This popular new diet currently has no scientific research to test its effectiveness as compared to the previous diet plans of low-carb or low-fat consumption.
Calorie counting does not take into account the type of nutrients consumed, reducing the many types of food into numbers. It essentially makes no distinction between cottage cheese and a chocolate bar, apart from the number of calories they have.
The advantage of counting the macros (fats, proteins and carbs) is that many essential nutrients (vitamins, minerals) are naturally incorporated in our food intake.
One study asked healthy participants to eat pizza until they felt full. Then on a separate day to eat pizza until they couldn't anymore. They ate twice as much as on the first take, suggesting that when you feel full, you're probably only half full.
Blood samples were also taken at regular intervals to see how the body was coping. Despite eating twice as much food, there was only a small increase in blood sugar and blood fat levels.
Healthy humans rely on the body's ability to work harder in times of need.
However, when we repeatedly eat too many calories at each meal, metabolic syndrome - a combination of high blood pressure, diabetes, and obesity - will result. Over time, the body will become unable to react to these situations.
We’re all under stress right now. And the stress-reactive circuits in our brain guide us to respond ineffectively to stress and cause chronic stress and rising rates of emotional, behavioral, social, and physical health problems.
The brain learns to be resilient by being resilient.

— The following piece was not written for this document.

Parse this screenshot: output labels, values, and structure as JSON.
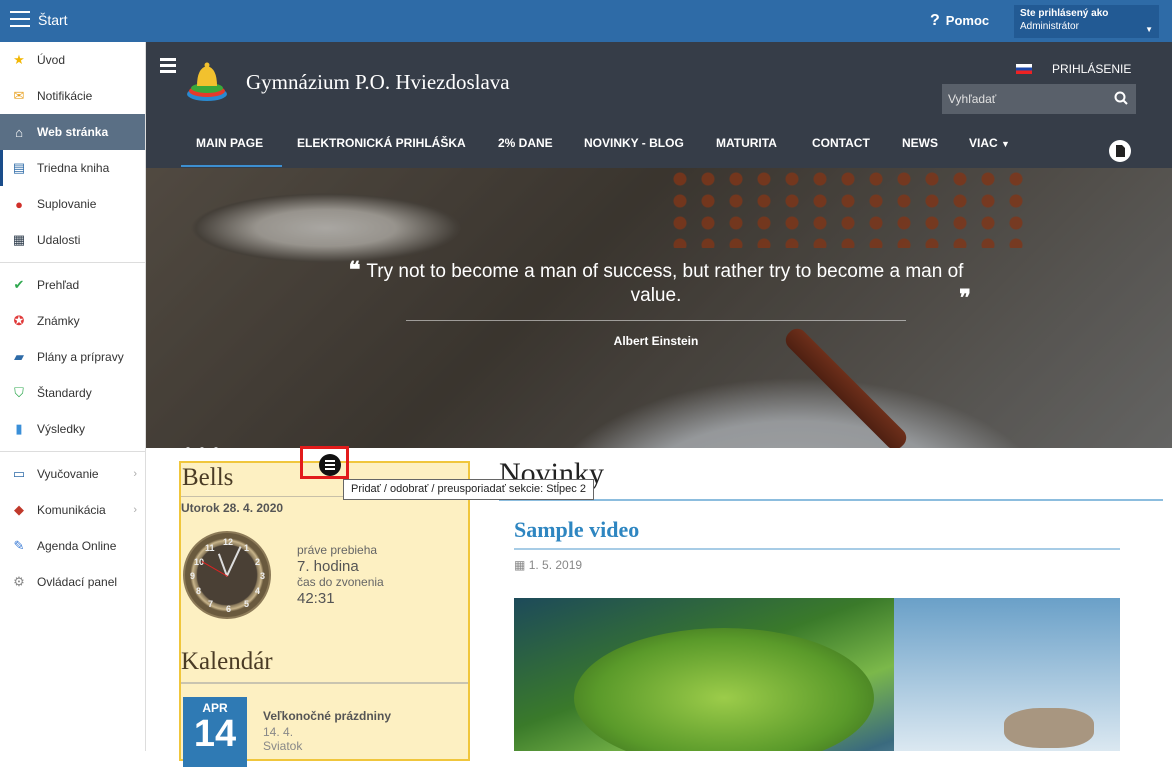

It takes becoming stressed, then use emotional techniques to change the unreasonable expectations stored in that circuit.
A long-term solution is to train the emotional brain for stress resiliency.

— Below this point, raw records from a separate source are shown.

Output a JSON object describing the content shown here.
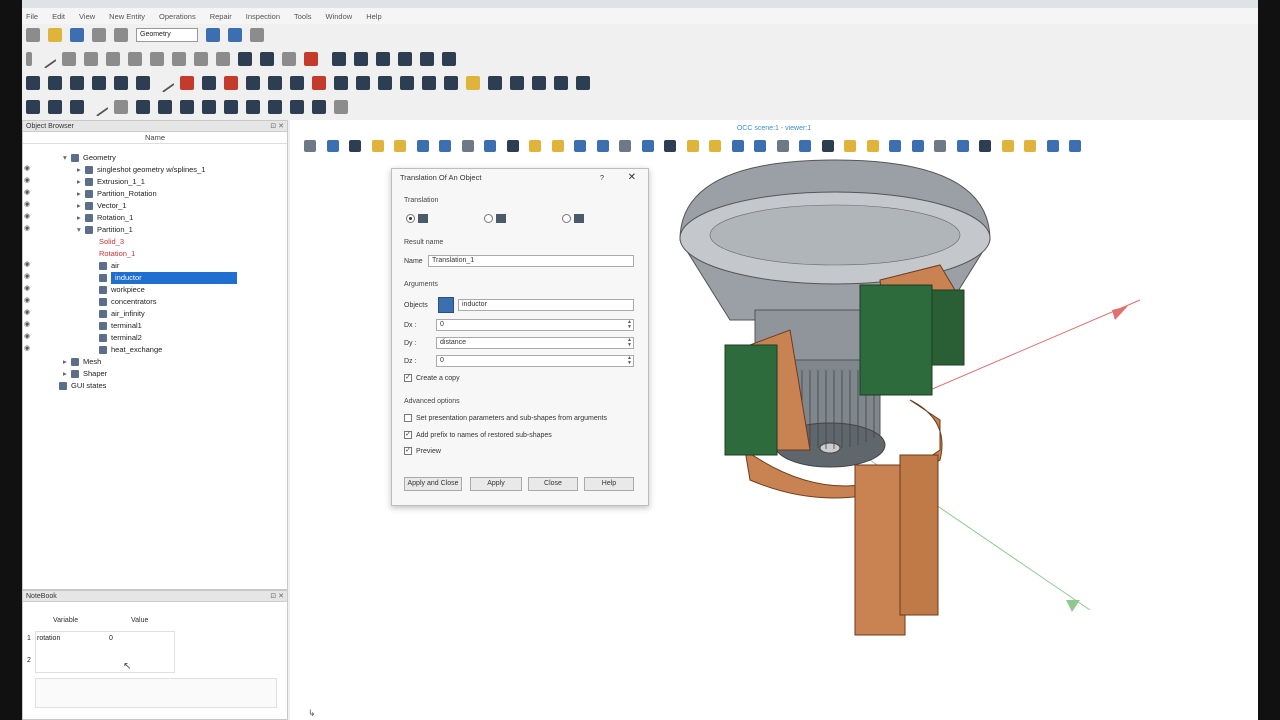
{
  "menu": [
    "File",
    "Edit",
    "View",
    "New Entity",
    "Operations",
    "Repair",
    "Inspection",
    "Tools",
    "Window",
    "Help"
  ],
  "toolbar": {
    "module_combo": "Geometry"
  },
  "object_browser": {
    "title": "Object Browser",
    "column": "Name",
    "items": [
      {
        "label": "Geometry",
        "level": 1
      },
      {
        "label": "singleshot geometry w/splines_1",
        "level": 2
      },
      {
        "label": "Extrusion_1_1",
        "level": 2
      },
      {
        "label": "Partition_Rotation",
        "level": 2
      },
      {
        "label": "Vector_1",
        "level": 2
      },
      {
        "label": "Rotation_1",
        "level": 2
      },
      {
        "label": "Partition_1",
        "level": 2
      },
      {
        "label": "Solid_3",
        "level": 3
      },
      {
        "label": "Rotation_1",
        "level": 3
      },
      {
        "label": "air",
        "level": 3
      },
      {
        "label": "inductor",
        "level": 3
      },
      {
        "label": "workpiece",
        "level": 3
      },
      {
        "label": "concentrators",
        "level": 3
      },
      {
        "label": "air_infinity",
        "level": 3
      },
      {
        "label": "terminal1",
        "level": 3
      },
      {
        "label": "terminal2",
        "level": 3
      },
      {
        "label": "heat_exchange",
        "level": 3
      },
      {
        "label": "Mesh",
        "level": 1
      },
      {
        "label": "Shaper",
        "level": 1
      },
      {
        "label": "GUI states",
        "level": 0
      }
    ]
  },
  "notebook": {
    "title": "NoteBook",
    "headers": [
      "Variable",
      "Value"
    ],
    "rows": [
      {
        "num": "1",
        "variable": "rotation",
        "value": "0"
      },
      {
        "num": "2",
        "variable": "",
        "value": ""
      }
    ]
  },
  "viewer": {
    "title": "OCC scene:1 - viewer:1"
  },
  "dialog": {
    "title": "Translation Of An Object",
    "help_glyph": "?",
    "close_glyph": "✕",
    "translation_label": "Translation",
    "result_name_label": "Result name",
    "name_label": "Name",
    "name_value": "Translation_1",
    "arguments_label": "Arguments",
    "objects_label": "Objects",
    "objects_value": "inductor",
    "dx_label": "Dx :",
    "dx_value": "0",
    "dy_label": "Dy :",
    "dy_value": "distance",
    "dz_label": "Dz :",
    "dz_value": "0",
    "create_copy": "Create a copy",
    "advanced_label": "Advanced options",
    "opt_set_params": "Set presentation parameters and sub-shapes from arguments",
    "opt_add_prefix": "Add prefix to names of restored sub-shapes",
    "opt_preview": "Preview",
    "btn_apply_close": "Apply and Close",
    "btn_apply": "Apply",
    "btn_close": "Close",
    "btn_help": "Help"
  }
}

All individuals possess what is called 'an internal clock', which has as main purpose to schedule sleep and wakefulness within one entire day of 24 hours.
Now comes the difference in regards to how the 'clock' works for each person: there are people who wake up earlier and go to bed earlier as well - for them the cycle is shorter and there are also people who, on the other hand wake up later and go to sleep later. It all depends, in fact, on what is known as 'zeitgebers', which translates by external signals necessary in order to synchronize the 'clock'.
Whenever we undergo a change in our daily schedule, our sleep tends to suffer a bit.
Simple facts such as not waking up and going to bed at the usual hour, not getting enough natural light or making less to no exercise can lead to sleep disorders.
Especially during times of staying only in the house, one needs to make sure that the regular schedule is not too much disturbed, as this can lead, among other issues, to sleep disorders.
A good way to get your normal sleep is by maintaining a regular wake-up and bedtime, even through unusual periods of time. Furthermore, ensuring that your room gets enough natural light, or even better, that you get it, will definitely help. Among other helpful tips there are the fact of giving up on coffee or making as many indoor physical exercises as possible.
There are times, in our life, when we have sleep difficulties for one reason or another.
In order to 'repair' your sleeping disorder, you might want to try whether waking up 15 minutes earlier every couple of days or, on the contrary, going to bed later by two to three hours. However, remember that the most important is to respect and, if possible, give priority to your body preferences. Of course, provided that your working schedule will not be affected.